In recent weeks, I’ve learned of two new books on embedded librarianship. I haven’t read them yet, but I plan to do so.
The first is Developing Community-Led Public Libraries, by John Pateman and Ken Williment (http://bit.ly/12yDccC ) In categorizing it as embedded librarianship, I’m probably inferring a relationship the authors didn’t intend. They don’t use the word “embedded” in any of the snippets I’ve read so far. Still, their emphasis on relationships and on partnering with members of the community link up well with the core principles of embedded librarianship. In their introduction, Pateman and Williment write, “Since a community-led approach is based upon the development of relationships with individuals from various communities, by initially focusing on a geographical community or specific community of interest (for example, seniors, people with disabilities, etc.), it provides a library system with a viable and practical introduction to using community-led services.” and “Once needs have been identified and prioritized they can be met by using a community development approach. This is very different from an outreach approach which simply takes library services (which have been designed, planned, delivered and evaluated by library staff) out of the library and into community settings. A community development approach is based on creating meaningful and sustained relationships with local communities, while acknowledging that the community is the expert on its members’ own needs. Library staff become listeners rather than tellers, and staff and community co-produce library services.”
The second is Embedding Librarianship in Learning Management Systems: A How-To-Do-It Manual for Librarians, by Beth Tumbleson and John Burke (http://www.alastore.ala.org/detail.aspx?ID=4266 ) The authors draw on their own experience as academic librarians, as well as a survey of embedded academic librarians.

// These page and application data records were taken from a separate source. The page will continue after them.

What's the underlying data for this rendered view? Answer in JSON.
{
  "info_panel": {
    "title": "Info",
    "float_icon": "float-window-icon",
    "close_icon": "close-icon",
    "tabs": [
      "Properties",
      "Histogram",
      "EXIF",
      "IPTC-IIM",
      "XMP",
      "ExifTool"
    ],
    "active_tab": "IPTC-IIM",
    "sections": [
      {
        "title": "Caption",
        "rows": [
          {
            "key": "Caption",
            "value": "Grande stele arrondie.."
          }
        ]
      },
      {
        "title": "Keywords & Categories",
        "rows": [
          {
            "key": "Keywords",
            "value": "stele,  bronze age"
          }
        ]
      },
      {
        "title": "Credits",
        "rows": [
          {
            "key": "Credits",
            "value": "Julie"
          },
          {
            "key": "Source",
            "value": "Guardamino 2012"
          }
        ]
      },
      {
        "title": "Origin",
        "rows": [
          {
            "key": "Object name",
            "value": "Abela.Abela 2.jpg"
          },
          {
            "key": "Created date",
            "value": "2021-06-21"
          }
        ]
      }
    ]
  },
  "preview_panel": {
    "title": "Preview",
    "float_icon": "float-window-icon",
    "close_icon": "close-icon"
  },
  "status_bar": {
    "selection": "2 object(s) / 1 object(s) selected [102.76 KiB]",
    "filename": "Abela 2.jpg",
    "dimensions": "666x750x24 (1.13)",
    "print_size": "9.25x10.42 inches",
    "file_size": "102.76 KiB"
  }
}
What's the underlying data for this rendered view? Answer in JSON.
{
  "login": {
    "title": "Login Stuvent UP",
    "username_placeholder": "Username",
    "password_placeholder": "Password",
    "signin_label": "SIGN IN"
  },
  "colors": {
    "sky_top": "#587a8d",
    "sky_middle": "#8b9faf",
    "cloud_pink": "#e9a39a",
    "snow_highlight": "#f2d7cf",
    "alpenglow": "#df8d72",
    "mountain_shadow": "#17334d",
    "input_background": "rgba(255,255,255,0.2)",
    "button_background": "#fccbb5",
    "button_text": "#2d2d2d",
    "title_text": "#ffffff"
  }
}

Starting from the premise that information literacy instruction works best when integrated (or embedded) with actual research problems.
I’m excited to see both of these additions to the literature, and look forward to reading them.